What are the solutions? Firstly, you should already be dusting off your old contracts and getting your solicitor to look over them so you are prepared in case you can’t fulfil the contract as it is written, or alternatively if one of your contractors is unable to meet their own obligations. Depending on what the individual contract provides, you may have a range of options of relief available, such as, delaying, rescinding or otherwise modifying the contract and its performance. On the other hand, if the contract does not provide for force majeure due to a public health crisis, you will likely need to work through the issue with the other party to the contract. We recommend being proactive and reaching out to the other side early to work through any existing or expected issues with completing contracts, and that all business actors adopt an understanding attitude. Our team is “commercially minded” and very experienced in negotiating these kinds of situations, and have many times been able to avoid unnecessary litigation for our clients (which will regularly not only not be able to provide the best commercial solution, but will also likely be extremely costly and represent a huge distraction). Litigation should be the absolute last option, not the first or second!

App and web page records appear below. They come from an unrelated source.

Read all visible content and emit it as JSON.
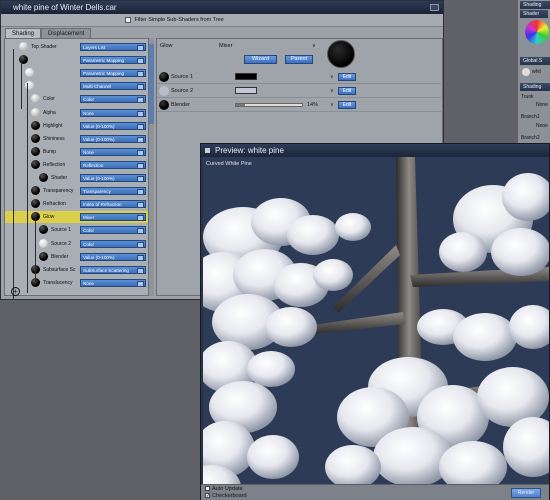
{
  "main_window": {
    "title": "white pine of Winter Dells.car",
    "filter_label": "Filter Simple Sub-Shaders from Tree",
    "tabs": [
      "Shading",
      "Displacement"
    ]
  },
  "tree": {
    "rows": [
      {
        "label": "Top Shader",
        "value": "Layers List"
      },
      {
        "label": "",
        "value": "Parametric Mapping"
      },
      {
        "label": "",
        "value": "Parametric Mapping"
      },
      {
        "label": "",
        "value": "Multi Channel"
      },
      {
        "label": "Color",
        "value": "Color"
      },
      {
        "label": "Alpha",
        "value": "None"
      },
      {
        "label": "Highlight",
        "value": "Value (0-100%)"
      },
      {
        "label": "Shininess",
        "value": "Value (0-100%)"
      },
      {
        "label": "Bump",
        "value": "None"
      },
      {
        "label": "Reflection",
        "value": "Reflection"
      },
      {
        "label": "Shader",
        "value": "Value (0-100%)"
      },
      {
        "label": "Transparency",
        "value": "Transparency"
      },
      {
        "label": "Refraction",
        "value": "Index of Refraction"
      },
      {
        "label": "Glow",
        "value": "Mixer"
      },
      {
        "label": "Source 1",
        "value": "Color"
      },
      {
        "label": "Source 2",
        "value": "Color"
      },
      {
        "label": "Blender",
        "value": "Value (0-100%)"
      },
      {
        "label": "Subsurface Sc",
        "value": "SubSurface Scattering"
      },
      {
        "label": "Translucency",
        "value": "None"
      }
    ],
    "selected_index": 13
  },
  "detail": {
    "name": "Glow",
    "type": "Mixer",
    "wizard_label": "Wizard",
    "parent_label": "Parent",
    "source1_label": "Source 1",
    "source2_label": "Source 2",
    "blender_label": "Blender",
    "blender_value": "14%",
    "blender_fraction": 0.14,
    "edit_label": "Edit",
    "chevron": "∨"
  },
  "preview": {
    "title": "Preview: white pine",
    "object_label": "Curved White Pine",
    "auto_update_label": "Auto Update",
    "auto_update_checked": false,
    "checkerboard_label": "Checkerboard",
    "checkerboard_checked": true,
    "render_label": "Render"
  },
  "dock": {
    "shading_header": "Shading",
    "shader_header": "Shader",
    "global_header": "Global S",
    "white_label": "whit",
    "shading2_header": "Shading",
    "trunk_label": "Trunk",
    "none1_label": "None",
    "branch1_label": "Branch1",
    "none2_label": "None",
    "branch2_label": "Branch2"
  },
  "colors": {
    "accent_blue": "#3d6fb8",
    "selection_yellow": "#dcd04a",
    "title_bar": "#1a2438",
    "sky": "#2d3a55"
  }
}
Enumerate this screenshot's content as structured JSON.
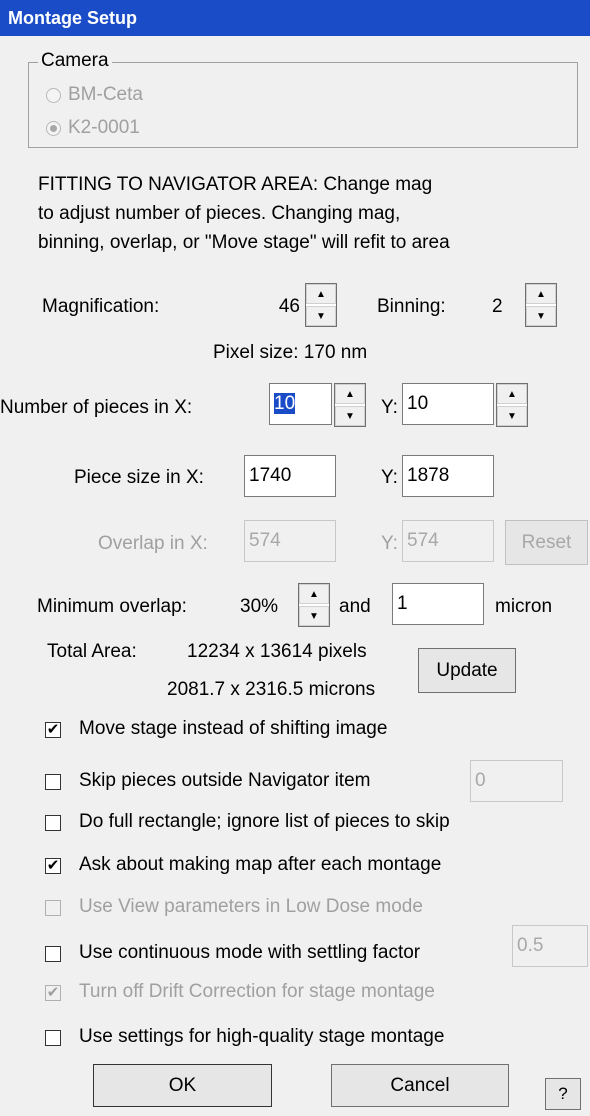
{
  "window": {
    "title": "Montage Setup"
  },
  "camera": {
    "label": "Camera",
    "options": [
      {
        "label": "BM-Ceta",
        "selected": false,
        "enabled": false
      },
      {
        "label": "K2-0001",
        "selected": true,
        "enabled": false
      }
    ]
  },
  "info": {
    "line1": "FITTING TO NAVIGATOR AREA: Change mag",
    "line2": "to adjust number of pieces.  Changing mag,",
    "line3": "binning, overlap, or \"Move stage\" will refit to area"
  },
  "magnification": {
    "label": "Magnification:",
    "value": "46"
  },
  "binning": {
    "label": "Binning:",
    "value": "2"
  },
  "pixel_size": "Pixel size: 170 nm",
  "pieces": {
    "label_x": "Number of pieces in X:",
    "x": "10",
    "label_y": "Y:",
    "y": "10"
  },
  "piece_size": {
    "label_x": "Piece size in X:",
    "x": "1740",
    "label_y": "Y:",
    "y": "1878"
  },
  "overlap": {
    "label_x": "Overlap in X:",
    "x": "574",
    "label_y": "Y:",
    "y": "574",
    "reset_label": "Reset"
  },
  "min_overlap": {
    "label": "Minimum overlap:",
    "percent": "30%",
    "and": "and",
    "value": "1",
    "unit": "micron"
  },
  "total_area": {
    "label": "Total Area:",
    "pixels": "12234 x 13614 pixels",
    "microns": "2081.7 x 2316.5 microns",
    "update_label": "Update"
  },
  "options": [
    {
      "label": "Move stage instead of shifting image",
      "checked": true,
      "enabled": true
    },
    {
      "label": "Skip pieces outside Navigator item",
      "checked": false,
      "enabled": true,
      "field": "0"
    },
    {
      "label": "Do full rectangle; ignore list of pieces to skip",
      "checked": false,
      "enabled": true
    },
    {
      "label": "Ask about making map after each montage",
      "checked": true,
      "enabled": true
    },
    {
      "label": "Use View parameters in Low Dose mode",
      "checked": false,
      "enabled": false
    },
    {
      "label": "Use continuous mode with settling factor",
      "checked": false,
      "enabled": true,
      "field": "0.5"
    },
    {
      "label": "Turn off Drift Correction for stage montage",
      "checked": true,
      "enabled": false
    },
    {
      "label": "Use settings for high-quality stage montage",
      "checked": false,
      "enabled": true
    }
  ],
  "buttons": {
    "ok": "OK",
    "cancel": "Cancel",
    "help": "?"
  }
}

Tax benefits for small and medium businesses

Fortunately, there is some positive news for Australian businesses in terms of government support available! With many businesses already feeling the financial strain and impacts of coronavirus, the Federal Government has announced they will be pumping billions of dollars into the economy in an attempt to steer Australia away from a recession. Under the Coalition’s stimulus package, small and medium-sized business will be directly targeted with a mixture of cash payments and tax incentives. It is important that businesses are aware of these benefits and incentives so they can take full advantage and maximise their impact.

Almost 700,000 small and medium business employing around 7.8 million people will receive cash payments ranging from between $2,000 to $25,000, designed to support these businesses in paying existing wages and salaries or taking on additional staff. These payments will be made by the Australian Taxation Office and will happen automatically based on tax withheld.

In addition, tax incentives have been introduced to encourage businesses to invest on equipment. The existing instant asset write-off, allowing businesses to claim a tax break for spending, has been expanded significantly. Presently, the scheme is restricted to companies with turnovers of up to $50 million for a maximum investment of $30,000. As part of the stimulus package, this will be lifted to allow companies with turnovers of up to $500 million to make assets write-offs of up to $150,000.


The conditions of the outbreak and its trajectory are changing and developing on a daily basis. This mandates businesses to stay agile and adaptive as part of their reaction. It is important that businesses plan not only for the immediate impacts of the virus, but also the longer-term challenges that the pandemic will present. This public health crisis is already having unforeseen implications on businesses, so now is the time to make sure you have an adequate response-plan in place, and are taking advantage of the stimulus packages announced by the Federal Government. If you have a question or issue in relation to managing the legal impacts of the coronavirus on your business, we encourage you to get in touch with our innovative team today.

Harris Gomez Group is an Australian law firm with 25 years experience based in Sydney, with sister offices in Santiago and Bogotá. We specialise in technology law, cross-border issues and corporations law. Many of our clients are technology companies, service providers and engineering companies that focus on the mining, energy and infrastructure markets.

To better understand how we can support your management team, please contact Harris Gomez at Our Sydney office is located at Level 7, 92 Pitt Street, Sydney NSW 2000.